  2. Retailer lobby group the Australian Energy Council has commissioned a report showing that most consumers would benefit more from a reference price than a default market offer. The report, by Oakley Greenwood, will be fully released tomorrow. The AEC says it shows that a DMO would see both bad and really good offers disappear from the market, meaning:

    “customers who are disengaged benefit slightly, at the expense of those who have engaged in the market”, while “a reference price aims to make it easier to switch to better offer, incentivising customers to engage in the market.”


  3. The Morrison government says it will provide the Australian Energy Regulator with an extra A$23 million over five years, and the ACCC with A$28 million over seven years, to “help lower power prices and ensure customers get a fair deal”. The last funding boost the AER got was in July 2017, where it was allocated an extra A$67 million over four years; the ACCC warned in October that its budget was climbing in response to increased demands from federal government.


In Poland, Environment Minister Melissa Price has told a UN summit that Australia is "committed to the Paris Agreement" and “must play its part”.
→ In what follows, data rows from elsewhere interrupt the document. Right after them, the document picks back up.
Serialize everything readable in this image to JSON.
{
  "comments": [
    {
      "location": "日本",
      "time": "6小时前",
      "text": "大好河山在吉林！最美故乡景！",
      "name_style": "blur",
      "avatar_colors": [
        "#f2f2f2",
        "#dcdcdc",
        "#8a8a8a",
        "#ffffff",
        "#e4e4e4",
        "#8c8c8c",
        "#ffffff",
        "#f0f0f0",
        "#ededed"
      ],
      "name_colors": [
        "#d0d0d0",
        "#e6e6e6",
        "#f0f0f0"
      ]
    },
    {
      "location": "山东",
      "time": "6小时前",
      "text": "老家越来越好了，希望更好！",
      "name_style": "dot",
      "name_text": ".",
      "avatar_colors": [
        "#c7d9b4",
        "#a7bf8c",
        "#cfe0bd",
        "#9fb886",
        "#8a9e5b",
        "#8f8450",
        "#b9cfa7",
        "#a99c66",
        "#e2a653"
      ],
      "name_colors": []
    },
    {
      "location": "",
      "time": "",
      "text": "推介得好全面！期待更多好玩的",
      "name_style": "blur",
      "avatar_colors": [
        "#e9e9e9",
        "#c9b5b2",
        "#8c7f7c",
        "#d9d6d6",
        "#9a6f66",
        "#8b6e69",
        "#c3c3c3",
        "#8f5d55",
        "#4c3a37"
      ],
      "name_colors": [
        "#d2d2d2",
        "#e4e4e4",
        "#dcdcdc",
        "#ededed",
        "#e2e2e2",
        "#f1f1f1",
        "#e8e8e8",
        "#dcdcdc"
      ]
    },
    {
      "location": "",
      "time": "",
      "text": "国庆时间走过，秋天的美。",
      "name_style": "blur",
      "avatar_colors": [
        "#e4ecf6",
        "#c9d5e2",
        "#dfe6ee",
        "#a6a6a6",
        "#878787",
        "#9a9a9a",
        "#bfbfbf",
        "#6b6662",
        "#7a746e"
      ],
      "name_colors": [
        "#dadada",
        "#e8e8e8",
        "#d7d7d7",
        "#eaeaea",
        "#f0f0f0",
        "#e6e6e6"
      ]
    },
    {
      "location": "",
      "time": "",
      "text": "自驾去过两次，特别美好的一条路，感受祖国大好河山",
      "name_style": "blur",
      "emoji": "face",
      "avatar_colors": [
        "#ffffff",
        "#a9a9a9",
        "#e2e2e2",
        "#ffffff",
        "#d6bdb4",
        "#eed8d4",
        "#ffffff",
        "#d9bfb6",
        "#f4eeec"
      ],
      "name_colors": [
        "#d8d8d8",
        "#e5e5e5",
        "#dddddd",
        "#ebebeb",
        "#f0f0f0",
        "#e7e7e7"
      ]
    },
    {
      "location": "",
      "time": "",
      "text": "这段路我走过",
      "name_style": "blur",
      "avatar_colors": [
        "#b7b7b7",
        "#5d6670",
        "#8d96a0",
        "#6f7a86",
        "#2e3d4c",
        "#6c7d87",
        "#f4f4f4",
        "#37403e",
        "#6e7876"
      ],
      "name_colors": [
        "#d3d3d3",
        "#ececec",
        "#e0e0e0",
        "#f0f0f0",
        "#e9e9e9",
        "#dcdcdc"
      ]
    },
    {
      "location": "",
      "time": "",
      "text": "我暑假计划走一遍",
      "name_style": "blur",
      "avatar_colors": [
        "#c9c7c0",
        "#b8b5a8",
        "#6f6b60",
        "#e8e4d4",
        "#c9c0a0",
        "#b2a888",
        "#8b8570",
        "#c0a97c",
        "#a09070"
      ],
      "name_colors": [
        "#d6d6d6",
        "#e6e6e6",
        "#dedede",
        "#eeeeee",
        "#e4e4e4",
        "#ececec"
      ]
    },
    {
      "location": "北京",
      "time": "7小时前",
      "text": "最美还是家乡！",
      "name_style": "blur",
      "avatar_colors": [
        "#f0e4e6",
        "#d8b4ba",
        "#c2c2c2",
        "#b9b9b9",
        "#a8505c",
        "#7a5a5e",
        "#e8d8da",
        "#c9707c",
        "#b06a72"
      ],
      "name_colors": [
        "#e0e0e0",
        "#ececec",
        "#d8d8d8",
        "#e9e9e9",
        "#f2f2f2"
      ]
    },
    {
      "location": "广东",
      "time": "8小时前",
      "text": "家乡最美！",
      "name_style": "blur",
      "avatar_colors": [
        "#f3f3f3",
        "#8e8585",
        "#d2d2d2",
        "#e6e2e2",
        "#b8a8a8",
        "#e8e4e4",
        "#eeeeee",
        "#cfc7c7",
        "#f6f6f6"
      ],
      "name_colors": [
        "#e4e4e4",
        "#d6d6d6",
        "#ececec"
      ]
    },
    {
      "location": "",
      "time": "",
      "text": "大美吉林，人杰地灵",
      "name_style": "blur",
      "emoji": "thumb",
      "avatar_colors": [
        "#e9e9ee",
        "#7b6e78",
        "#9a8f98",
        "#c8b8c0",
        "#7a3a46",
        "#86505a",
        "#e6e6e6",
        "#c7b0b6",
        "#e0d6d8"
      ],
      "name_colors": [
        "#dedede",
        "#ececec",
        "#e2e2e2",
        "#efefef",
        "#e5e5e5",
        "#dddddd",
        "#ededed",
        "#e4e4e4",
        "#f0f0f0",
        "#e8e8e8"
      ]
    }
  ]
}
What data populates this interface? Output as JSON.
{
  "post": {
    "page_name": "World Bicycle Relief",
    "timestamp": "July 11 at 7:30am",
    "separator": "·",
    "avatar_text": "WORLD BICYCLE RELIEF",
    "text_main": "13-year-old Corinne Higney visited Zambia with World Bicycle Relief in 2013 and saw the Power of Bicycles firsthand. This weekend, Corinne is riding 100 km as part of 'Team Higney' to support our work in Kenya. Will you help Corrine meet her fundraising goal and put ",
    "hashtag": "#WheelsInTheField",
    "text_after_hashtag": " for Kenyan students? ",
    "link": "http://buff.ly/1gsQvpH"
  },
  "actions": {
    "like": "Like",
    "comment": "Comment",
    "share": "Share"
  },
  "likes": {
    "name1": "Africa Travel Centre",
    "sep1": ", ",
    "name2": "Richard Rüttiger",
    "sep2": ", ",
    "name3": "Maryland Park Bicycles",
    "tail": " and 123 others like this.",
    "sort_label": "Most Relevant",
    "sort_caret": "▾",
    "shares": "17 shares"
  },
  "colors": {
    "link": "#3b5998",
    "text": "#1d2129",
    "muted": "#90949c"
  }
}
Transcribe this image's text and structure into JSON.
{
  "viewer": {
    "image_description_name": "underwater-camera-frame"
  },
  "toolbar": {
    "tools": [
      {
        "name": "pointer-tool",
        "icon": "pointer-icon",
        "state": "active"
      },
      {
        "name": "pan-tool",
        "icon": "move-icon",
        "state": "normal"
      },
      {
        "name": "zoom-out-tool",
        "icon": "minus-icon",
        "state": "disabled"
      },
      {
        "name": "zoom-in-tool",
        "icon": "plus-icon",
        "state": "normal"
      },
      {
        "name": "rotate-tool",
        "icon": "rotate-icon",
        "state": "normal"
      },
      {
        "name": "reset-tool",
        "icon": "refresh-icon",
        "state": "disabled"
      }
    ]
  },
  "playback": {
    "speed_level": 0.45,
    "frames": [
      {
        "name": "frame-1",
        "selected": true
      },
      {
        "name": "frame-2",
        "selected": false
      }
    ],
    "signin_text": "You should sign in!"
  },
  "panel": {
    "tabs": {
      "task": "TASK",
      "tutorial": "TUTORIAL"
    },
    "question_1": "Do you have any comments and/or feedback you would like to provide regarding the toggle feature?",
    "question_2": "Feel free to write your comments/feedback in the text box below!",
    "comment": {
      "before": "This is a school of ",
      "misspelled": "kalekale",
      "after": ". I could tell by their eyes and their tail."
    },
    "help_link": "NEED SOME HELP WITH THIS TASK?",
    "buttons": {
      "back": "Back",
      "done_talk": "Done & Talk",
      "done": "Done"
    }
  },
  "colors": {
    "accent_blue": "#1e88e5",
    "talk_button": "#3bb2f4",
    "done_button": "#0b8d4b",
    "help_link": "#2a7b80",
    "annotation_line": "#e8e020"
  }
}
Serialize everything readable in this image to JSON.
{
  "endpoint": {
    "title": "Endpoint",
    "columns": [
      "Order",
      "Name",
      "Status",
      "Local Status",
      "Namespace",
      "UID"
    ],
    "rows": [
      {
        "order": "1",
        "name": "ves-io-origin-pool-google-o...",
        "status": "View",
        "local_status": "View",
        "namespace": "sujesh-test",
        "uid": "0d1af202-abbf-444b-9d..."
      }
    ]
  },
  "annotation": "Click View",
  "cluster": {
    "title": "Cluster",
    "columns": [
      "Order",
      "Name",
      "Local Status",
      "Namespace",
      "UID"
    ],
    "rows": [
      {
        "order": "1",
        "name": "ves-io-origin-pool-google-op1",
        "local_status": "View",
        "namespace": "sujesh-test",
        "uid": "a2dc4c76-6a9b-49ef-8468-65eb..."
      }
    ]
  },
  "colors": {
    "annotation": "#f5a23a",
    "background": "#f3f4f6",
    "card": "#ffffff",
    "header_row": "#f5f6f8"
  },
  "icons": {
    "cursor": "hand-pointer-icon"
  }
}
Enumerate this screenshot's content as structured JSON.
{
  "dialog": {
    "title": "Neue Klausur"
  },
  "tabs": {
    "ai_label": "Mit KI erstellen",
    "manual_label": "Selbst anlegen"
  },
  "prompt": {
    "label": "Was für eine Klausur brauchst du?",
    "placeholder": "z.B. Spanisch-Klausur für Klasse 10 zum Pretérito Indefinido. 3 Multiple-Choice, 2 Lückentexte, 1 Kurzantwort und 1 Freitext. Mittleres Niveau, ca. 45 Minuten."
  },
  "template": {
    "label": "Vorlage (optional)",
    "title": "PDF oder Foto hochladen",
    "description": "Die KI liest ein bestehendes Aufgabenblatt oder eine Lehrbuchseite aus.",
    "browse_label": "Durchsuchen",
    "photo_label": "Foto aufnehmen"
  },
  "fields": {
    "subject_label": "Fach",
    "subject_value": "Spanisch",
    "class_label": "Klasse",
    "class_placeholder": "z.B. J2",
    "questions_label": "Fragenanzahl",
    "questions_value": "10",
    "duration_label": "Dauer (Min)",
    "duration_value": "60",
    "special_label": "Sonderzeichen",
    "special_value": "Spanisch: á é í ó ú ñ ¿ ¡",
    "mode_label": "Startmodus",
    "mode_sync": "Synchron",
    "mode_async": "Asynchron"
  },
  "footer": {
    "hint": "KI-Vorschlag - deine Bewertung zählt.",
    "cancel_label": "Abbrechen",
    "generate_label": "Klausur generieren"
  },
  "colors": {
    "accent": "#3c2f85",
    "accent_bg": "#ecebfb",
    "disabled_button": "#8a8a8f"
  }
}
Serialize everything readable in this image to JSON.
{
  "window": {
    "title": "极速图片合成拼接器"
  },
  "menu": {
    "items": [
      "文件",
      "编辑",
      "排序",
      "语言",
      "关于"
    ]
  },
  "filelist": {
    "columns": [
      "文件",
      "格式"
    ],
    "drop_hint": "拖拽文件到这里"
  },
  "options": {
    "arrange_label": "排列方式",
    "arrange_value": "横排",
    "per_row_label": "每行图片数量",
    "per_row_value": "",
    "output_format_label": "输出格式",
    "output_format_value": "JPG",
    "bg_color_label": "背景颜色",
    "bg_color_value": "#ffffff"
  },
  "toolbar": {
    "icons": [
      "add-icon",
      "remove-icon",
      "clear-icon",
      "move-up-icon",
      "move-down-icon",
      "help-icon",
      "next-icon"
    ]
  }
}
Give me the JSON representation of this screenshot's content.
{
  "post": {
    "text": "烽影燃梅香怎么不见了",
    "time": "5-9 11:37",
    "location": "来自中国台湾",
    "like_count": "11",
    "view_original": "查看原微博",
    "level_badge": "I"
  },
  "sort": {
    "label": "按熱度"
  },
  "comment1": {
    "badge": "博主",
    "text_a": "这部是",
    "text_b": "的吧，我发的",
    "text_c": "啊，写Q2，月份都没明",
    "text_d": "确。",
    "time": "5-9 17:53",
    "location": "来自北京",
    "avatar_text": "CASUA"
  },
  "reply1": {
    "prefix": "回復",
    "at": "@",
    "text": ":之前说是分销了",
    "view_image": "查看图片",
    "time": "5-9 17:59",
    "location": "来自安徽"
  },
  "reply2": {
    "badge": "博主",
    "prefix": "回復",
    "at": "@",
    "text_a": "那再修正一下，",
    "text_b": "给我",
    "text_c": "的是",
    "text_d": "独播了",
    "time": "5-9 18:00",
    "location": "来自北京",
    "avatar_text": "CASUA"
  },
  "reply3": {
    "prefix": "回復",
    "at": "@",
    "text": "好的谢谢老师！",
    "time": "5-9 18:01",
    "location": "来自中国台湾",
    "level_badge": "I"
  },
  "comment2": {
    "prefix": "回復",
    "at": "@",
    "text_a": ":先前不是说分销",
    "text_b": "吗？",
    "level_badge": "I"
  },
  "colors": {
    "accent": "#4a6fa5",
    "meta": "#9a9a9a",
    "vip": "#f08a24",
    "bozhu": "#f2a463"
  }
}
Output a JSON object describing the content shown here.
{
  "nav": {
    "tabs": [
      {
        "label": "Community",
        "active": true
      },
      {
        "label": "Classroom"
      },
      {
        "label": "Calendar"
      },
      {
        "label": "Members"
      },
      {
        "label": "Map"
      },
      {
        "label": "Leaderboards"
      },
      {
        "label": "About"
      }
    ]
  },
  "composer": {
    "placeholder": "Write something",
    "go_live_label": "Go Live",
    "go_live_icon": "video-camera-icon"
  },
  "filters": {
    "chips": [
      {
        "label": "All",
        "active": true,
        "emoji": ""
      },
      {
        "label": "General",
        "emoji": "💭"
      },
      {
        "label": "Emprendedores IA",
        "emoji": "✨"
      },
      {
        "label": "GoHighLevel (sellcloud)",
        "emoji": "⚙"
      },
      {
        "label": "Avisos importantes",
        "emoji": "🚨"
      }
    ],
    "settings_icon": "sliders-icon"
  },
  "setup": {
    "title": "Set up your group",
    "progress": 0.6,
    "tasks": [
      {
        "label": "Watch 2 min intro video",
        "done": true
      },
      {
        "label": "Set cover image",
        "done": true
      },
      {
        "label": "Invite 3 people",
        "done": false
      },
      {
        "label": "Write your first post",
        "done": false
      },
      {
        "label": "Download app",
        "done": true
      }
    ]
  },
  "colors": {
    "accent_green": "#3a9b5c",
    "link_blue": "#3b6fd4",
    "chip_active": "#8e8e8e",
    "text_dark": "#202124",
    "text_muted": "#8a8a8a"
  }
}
Negotiations are currently underway to create a rulebook for implementing the Paris commitments, and Australia has been criticised for “working ‘hand in glove’ with the United States to block progress”.

The Commentariat

In the AFR, John Roskam - executive director of the Institute of Public Affairs - writes that political crises in Britain, Europe and the US are because “on many issues the politicians and the public no longer agree with each other, and parties have no way of responding to this change”.

“Despite what Liberal and Labor politicians believe, energy and climate change policy doesn't lend itself to a managerialist fix either. The choice between lower carbon emissions and lower energy prices is ultimately determined according to the principle of what subjective value is to have priority.”

Three more things

  • Australia’s on track to miss its Paris target of a 26%-28% emissions cut by 1.1 billion tonnes of carbon emissions, according to consultants Ndevr Environmental. Ndevr produces data like the government’s NGGI quarterly reports but excludes land use data, which it says is unreliable. Managing director Matt Drum said:

    “If Labor come into government we can’t afford a policy vacuum. It’s looking grim. We need policy levers and we need them quickly.”

  • A new 10% royalty should apply to all Australian offshore gas projects, argue the authors of a new report from progressive think tank the McKell Institute. The tax would deliver an estimated A$2.8 billion a year to the government. The report’s authors say this would help fix the “broken” petroleum resources rent tax which is not delivering the government the returns it forecast. The report also calls for extractive companies to be forced to disclose all payments to all levels of government.

  • The International Energy Agency says the global oil market could move into deficit more quickly than expected next year as crude prices hover around US$60 per barrel. In November, the IEA expected the market to remain in surplus in 2019, however it now expects a deficit by the second quarter based on OPEC’s agreement with Russia and other producers to cut output from January and Canada’s decision to cut supply.